▶ [Data about app and page elements]
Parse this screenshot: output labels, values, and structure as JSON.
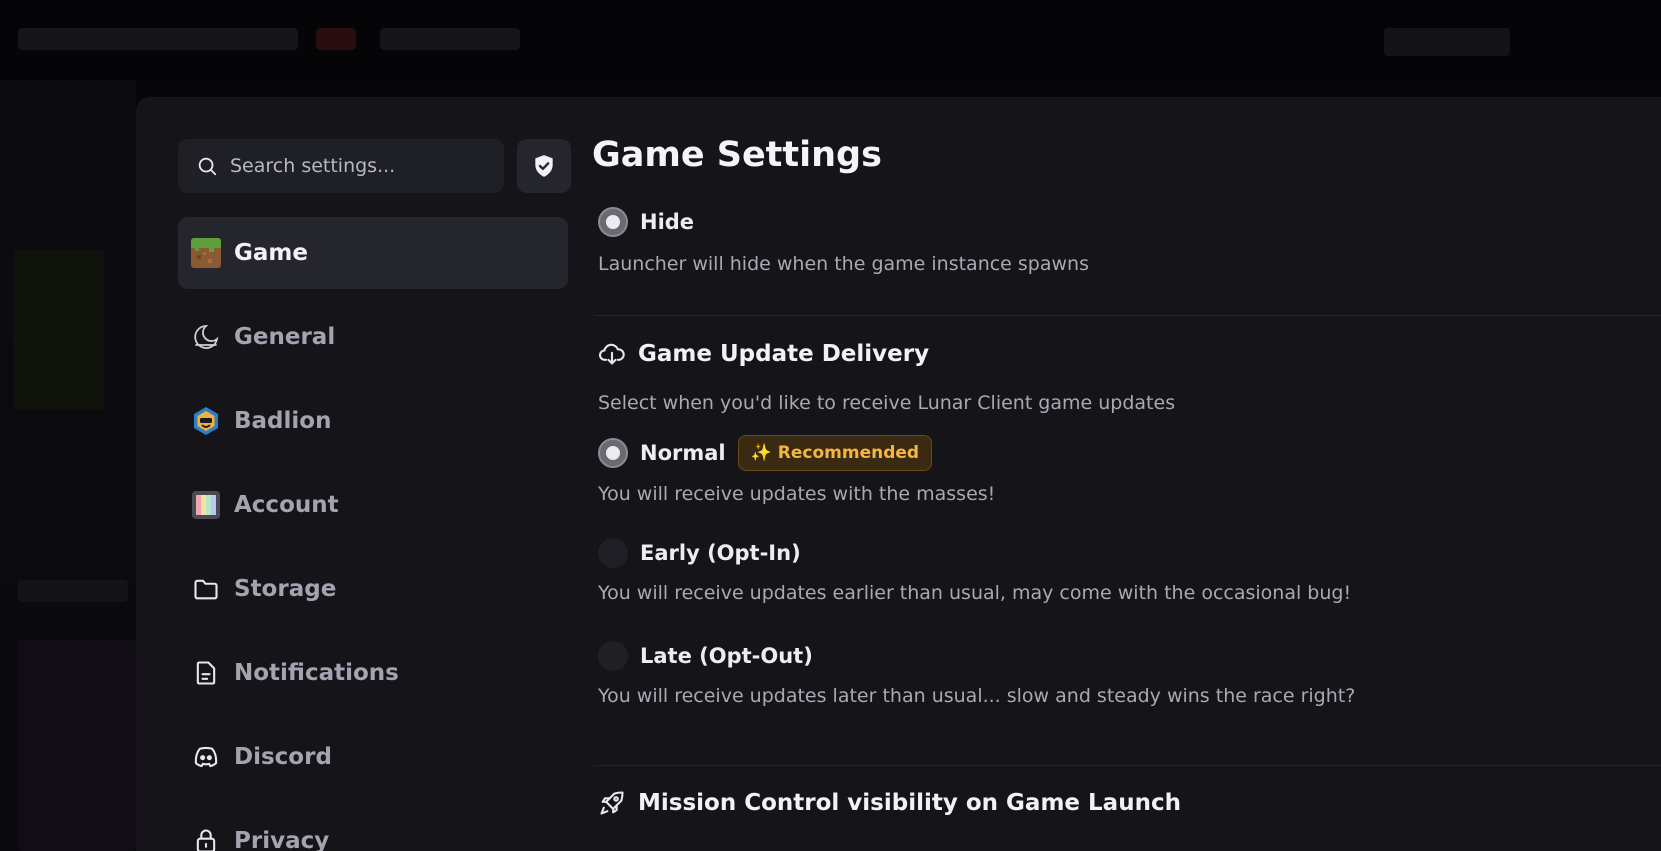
{
  "search": {
    "placeholder": "Search settings..."
  },
  "nav": [
    {
      "label": "Game",
      "active": true
    },
    {
      "label": "General",
      "active": false
    },
    {
      "label": "Badlion",
      "active": false
    },
    {
      "label": "Account",
      "active": false
    },
    {
      "label": "Storage",
      "active": false
    },
    {
      "label": "Notifications",
      "active": false
    },
    {
      "label": "Discord",
      "active": false
    },
    {
      "label": "Privacy",
      "active": false
    }
  ],
  "page": {
    "title": "Game Settings"
  },
  "launcher_visibility": {
    "option_label": "Hide",
    "option_selected": true,
    "option_desc": "Launcher will hide when the game instance spawns"
  },
  "update_delivery": {
    "title": "Game Update Delivery",
    "description": "Select when you'd like to receive Lunar Client game updates",
    "badge": "Recommended",
    "options": [
      {
        "label": "Normal",
        "selected": true,
        "desc": "You will receive updates with the masses!"
      },
      {
        "label": "Early (Opt-In)",
        "selected": false,
        "desc": "You will receive updates earlier than usual, may come with the occasional bug!"
      },
      {
        "label": "Late (Opt-Out)",
        "selected": false,
        "desc": "You will receive updates later than usual... slow and steady wins the race right?"
      }
    ]
  },
  "mission_control": {
    "title": "Mission Control visibility on Game Launch"
  },
  "colors": {
    "badge_text": "#f4b63f",
    "modal_bg": "#141419",
    "active_nav": "#25252e"
  }
}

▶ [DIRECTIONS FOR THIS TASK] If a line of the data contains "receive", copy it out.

▶ [RESPONSE FOR THIS EXERCISE]
    "description": "Select when you'd like to receive Lunar Client game updates",
        "desc": "You will receive updates with the masses!"
        "desc": "You will receive updates earlier than usual, may come with the occasional bug!"
        "desc": "You will receive updates later than usual... slow and steady wins the race right?"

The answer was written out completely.